Stop hoping for happiness tomorrow. Happiness is being engaged in the process.
Every so often I come across an article that I need to share, and yesterday a friend of mine forwarded such an article: A Better Kind of Happiness.
As a Nutrition Coach, people come to me with goals of improving body composition, performance and health. Over the years, I’ve noticed that clients who make the most seamless progress are those who strive for performance. Anecdotally, I can also say that my health and body composition improved the most when my main focus was to improve my strength. The clients who I’ve always found struggle to make progress: Those who believe being thinner will give them a sense of purpose or happiness.
Before I found my calling in the world of health and fitness, I was just drifting through life. I was still the same person I am today, but I lacked a purpose. I wasn’t enjoying the process. Every day was an act: Do the bare minimum to keep a paycheque, work out to stay fit and leave as much time as possible to have (purposeless, hedonistic) fun.
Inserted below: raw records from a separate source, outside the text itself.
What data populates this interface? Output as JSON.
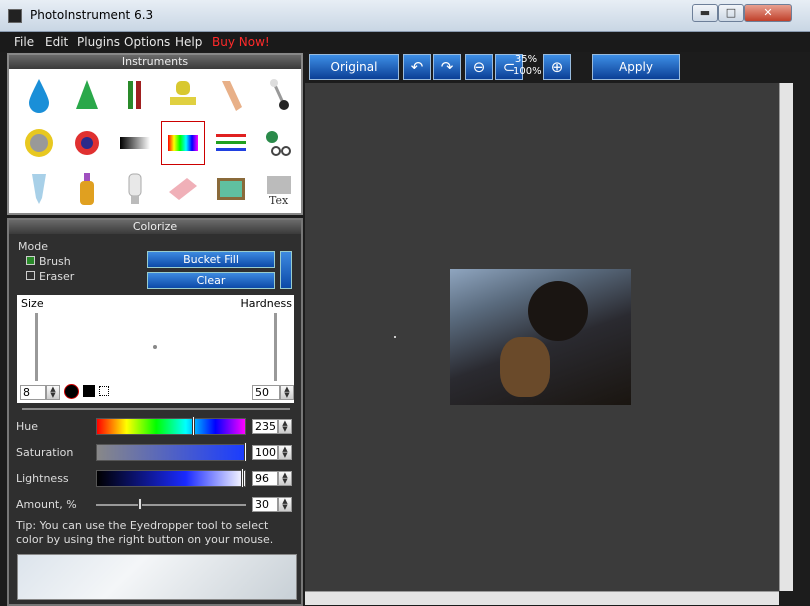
{
  "window": {
    "title": "PhotoInstrument 6.3",
    "min": "▬",
    "max": "□",
    "close": "✕"
  },
  "menu": {
    "items": [
      "File",
      "Edit",
      "Plugins",
      "Options",
      "Help"
    ],
    "buy": "Buy Now!"
  },
  "instruments": {
    "header": "Instruments"
  },
  "colorize": {
    "header": "Colorize",
    "mode_label": "Mode",
    "brush_label": "Brush",
    "eraser_label": "Eraser",
    "bucket_fill": "Bucket Fill",
    "clear": "Clear",
    "size_label": "Size",
    "hardness_label": "Hardness",
    "size_value": "8",
    "hardness_value": "50",
    "hue_label": "Hue",
    "hue_value": "235",
    "saturation_label": "Saturation",
    "saturation_value": "100",
    "lightness_label": "Lightness",
    "lightness_value": "96",
    "amount_label": "Amount, %",
    "amount_value": "30",
    "tip": "Tip: You can use the Eyedropper tool to select color by using the right button on your mouse."
  },
  "toolbar": {
    "original": "Original",
    "apply": "Apply",
    "zoom_top": "35%",
    "zoom_bottom": "100%"
  },
  "colors": {
    "accent": "#0c4aa8",
    "selection": "#cc0000",
    "buy": "#ff2a2a"
  }
}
It was a daily ebb and flow of being stressed and of being relieved from stress, but never a steady flow of true satisfaction with life.
The aforementioned article discusses new research linking eudaemonic happiness- a sense of fulfillment through practice and purpose- with a healthier gene profile: less systemic inflammation (stress) and improved antiviral response (immunity). The opposite gene profile can be seen in people suffering from social isolation and depression, and based on gene expression a lack of eudaemonia can potentially be as damaging as smoking or obesity. Furthermore, hedonistic happiness without eudaemonia- doing enjoyable things in life but without purpose- does not express the same beneficial gene profile. The message?
You can feign happiness, you but can’t feign purpose.
You see, if your mind is one of anxiety, stress management and dissatisfaction with your current existence, your chances of improving health, body composition or true happiness are slim. The more onus you put on being happy in the future, via achieving a “perfect” body or living up to the standards of others, the less chance you have of improving the internal conditions of your body required to make meaningful improvements today. If your hope is that you’ll be happier when you’re thinner, or that a better body will lead to more Instagram likes and a sense of validity, you’ll never get anywhere.
When you have a purpose, stress doesn’t impact you in the same way. Long hours become shorter. Going the extra mile becomes gratifying. A busy schedule becomes manageable. As much as time seems to fly, life slows down.
Perhaps a bit long-winded, but all this to say: If you’re unhappy with your body, focus first on finding what gives you true fulfillment before placing all meaning in life on making superficial change. By filling your days with purpose, your body will be prepared for change and progress. Without eudaemonia, you’ll be faking it without ever making it.